sym  price quantity
VOD  152.8 40
AAPL 206   480
GOOG 98.5  230

Working with keyed tables
Keyed tables work a little differently to regular tables due to their structure ‘under the hood’. To Index into a keyed table, instead of using row number to select an individual row, we use the keyed column’s values. In the example below we have a keyed table with holds information on our users and want to increase the age and weight of one of our users ‘matt’.

q) userstats:([name:`lisa`chris`matt] age:21 35 26; weight: 125 190 145; height: 168 221 91)

name | age weight height
-----| -----------------
lisa | 21  125    168
chris| 35  190    221
matt | 26  145    91

//Index by key column value `matt. Then index into our rows using `age`weight.
q).[userstats;(`matt;`age`weight);+;1 25]
name | age weight height
---- | -----------------
lisa | 21  125    168
chris| 35  190    221
matt | 27  170    91


Trapping using @

Similar to a ‘try catch’ statement in more conventional programming languages, we can also trap errors in q. Note that our ‘error statement’ can have two different forms:

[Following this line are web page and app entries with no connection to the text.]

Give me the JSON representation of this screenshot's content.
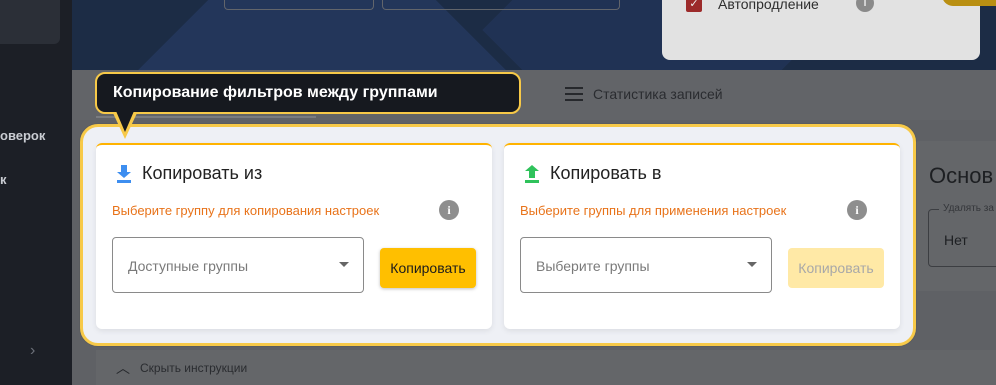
{
  "sidebar": {
    "items": [
      {
        "label": "оверок"
      },
      {
        "label": "к"
      }
    ]
  },
  "header": {
    "autorenew_label": "Автопродление",
    "autorenew_checked": true
  },
  "tabs": {
    "stats_label": "Статистика записей"
  },
  "right_panel": {
    "title": "Основ",
    "field_label": "Удалять за",
    "field_value": "Нет"
  },
  "instructions": {
    "hide_label": "Скрыть инструкции"
  },
  "tooltip": {
    "text": "Копирование фильтров между группами"
  },
  "copy_from": {
    "title": "Копировать из",
    "hint": "Выберите группу для копирования настроек",
    "select_placeholder": "Доступные группы",
    "button_label": "Копировать",
    "button_enabled": true,
    "icon": "download-arrow-icon",
    "icon_color": "#3d8ef0"
  },
  "copy_to": {
    "title": "Копировать в",
    "hint": "Выберите группы для применения настроек",
    "select_placeholder": "Выберите группы",
    "button_label": "Копировать",
    "button_enabled": false,
    "icon": "upload-arrow-icon",
    "icon_color": "#2fc25b"
  },
  "colors": {
    "accent": "#ffbf00",
    "highlight_border": "#f7c948",
    "hint": "#e8731a",
    "tooltip_bg": "#16191f"
  }
}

  • A generic output of any type e.g.  error string/ integer error code.
  • A function where the ‘x’ argument is set by default to the console thrown error (as a string).
    • Function below accepts 1 argument:

//We error trap our function – but it completes successfully, so trap isn't hit.
q)func: {1 + x}

q)@[ func ; 2 ; "Function has returned an error"]

***************** GENERIC TRAP ******************
//Try to add a long and a symbol – error trap is hit.
q)@[ func; `hello ; "Function has returned an error"]
"Function has returned an error"

***************** FUNCTION TRAP *****************
q)@[ func; `hello ; {"Failed to complete addition function – error is: ", x}]
"Failed to complete addition function - error is: type"

Trapping using .

We can use dot notation to trap errors when we have a function that requires multiple arguments.

  • ‘args’ is a list of input parameters.
  • Each ‘args’ will be passed sequentially to the function as individual input parameters.

//Successful execution – error trap not hit.
q) .[ {x + y + z} ; (20;50;30) ; "Function has returned an error"]

***************** GENERIC TRAP ******************
//Try to add two longs and a symbol – error trap is hit.
q).[ {x + y + z} ; (20;50;"c") ; "ERROR"]

***************** FUNCTION TRAP *****************
q).[ {x + y + z} ; (20;50;"c") ; {"Function has returned an error: ", x}]
"Function has returned an error: type"

Note that if we supply more parameters than our function can handle, we will get a ‘rank’ error:

//Expects 2 input parameters, 3 are supplied.
q).[ {x + y} ; (20;50;30) ; {"Function has returned an error ", x}]
"Function has returned an error: rank"